**Dataset:**
####################
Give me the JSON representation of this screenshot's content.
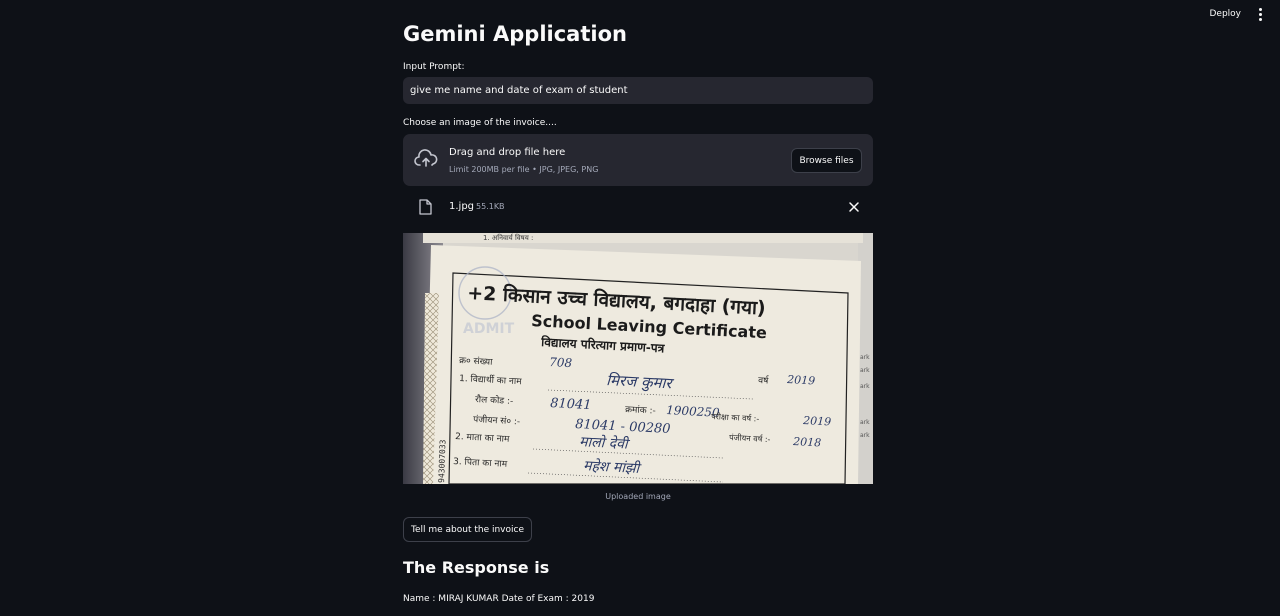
{
  "topbar": {
    "deploy_label": "Deploy"
  },
  "app": {
    "title": "Gemini Application"
  },
  "prompt": {
    "label": "Input Prompt:",
    "value": "give me name and date of exam of student"
  },
  "uploader": {
    "label": "Choose an image of the invoice....",
    "drop_title": "Drag and drop file here",
    "drop_sub": "Limit 200MB per file • JPG, JPEG, PNG",
    "browse_label": "Browse files"
  },
  "file": {
    "name": "1.jpg",
    "size": "55.1KB"
  },
  "certificate": {
    "top_snippet": "1.  अनिवार्य विषय :",
    "heading_hi": "+2 किसान उच्च विद्यालय, बगदाहा (गया)",
    "heading_en": "School Leaving Certificate",
    "heading_sub": "विद्यालय परित्याग प्रमाण-पत्र",
    "serial_label": "क्र० संख्या",
    "serial_value": "708",
    "student_label": "1. विद्यार्थी का नाम",
    "student_value": "मिरज कुमार",
    "year_label": "वर्ष",
    "year_value": "2019",
    "roll_label": "रौल कोड :-",
    "roll_value": "81041",
    "kramank_label": "क्रमांक :-",
    "kramank_value": "1900250",
    "exam_year_label": "परीक्षा का वर्ष :-",
    "exam_year_value": "2019",
    "reg_label": "पंजीयन सं० :-",
    "reg_value": "81041 - 00280",
    "mother_label": "2. माता का नाम",
    "mother_value": "मालो देवी",
    "reg_year_label": "पंजीयन वर्ष :-",
    "reg_year_value": "2018",
    "father_label": "3. पिता का नाम",
    "father_value": "महेश मांझी",
    "side_number": "943007033",
    "stamp_text": "ADMIT",
    "right_edge_marks": [
      "ark",
      "ark",
      "ark",
      "ark",
      "ark"
    ]
  },
  "image_caption": "Uploaded image",
  "action": {
    "label": "Tell me about the invoice"
  },
  "response": {
    "heading": "The Response is",
    "text": "Name : MIRAJ KUMAR Date of Exam : 2019"
  }
}
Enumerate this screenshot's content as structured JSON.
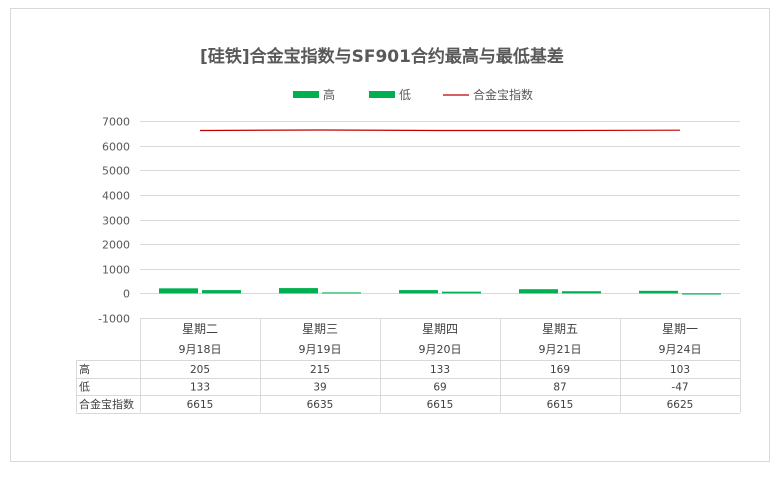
{
  "chart_data": {
    "type": "bar",
    "title": "[硅铁]合金宝指数与SF901合约最高与最低基差",
    "categories": [
      {
        "weekday": "星期二",
        "date": "9月18日"
      },
      {
        "weekday": "星期三",
        "date": "9月19日"
      },
      {
        "weekday": "星期四",
        "date": "9月20日"
      },
      {
        "weekday": "星期五",
        "date": "9月21日"
      },
      {
        "weekday": "星期一",
        "date": "9月24日"
      }
    ],
    "series": [
      {
        "name": "高",
        "kind": "bar",
        "color": "#00b050",
        "values": [
          205,
          215,
          133,
          169,
          103
        ]
      },
      {
        "name": "低",
        "kind": "bar",
        "color": "#00b050",
        "values": [
          133,
          39,
          69,
          87,
          -47
        ]
      },
      {
        "name": "合金宝指数",
        "kind": "line",
        "color": "#c00000",
        "values": [
          6615,
          6635,
          6615,
          6615,
          6625
        ]
      }
    ],
    "ylim": [
      -1000,
      7000
    ],
    "yticks": [
      7000,
      6000,
      5000,
      4000,
      3000,
      2000,
      1000,
      0,
      -1000
    ],
    "grid": true,
    "legend": "top",
    "data_table": true
  }
}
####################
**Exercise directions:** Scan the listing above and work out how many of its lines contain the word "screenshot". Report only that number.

**Final answer:** 2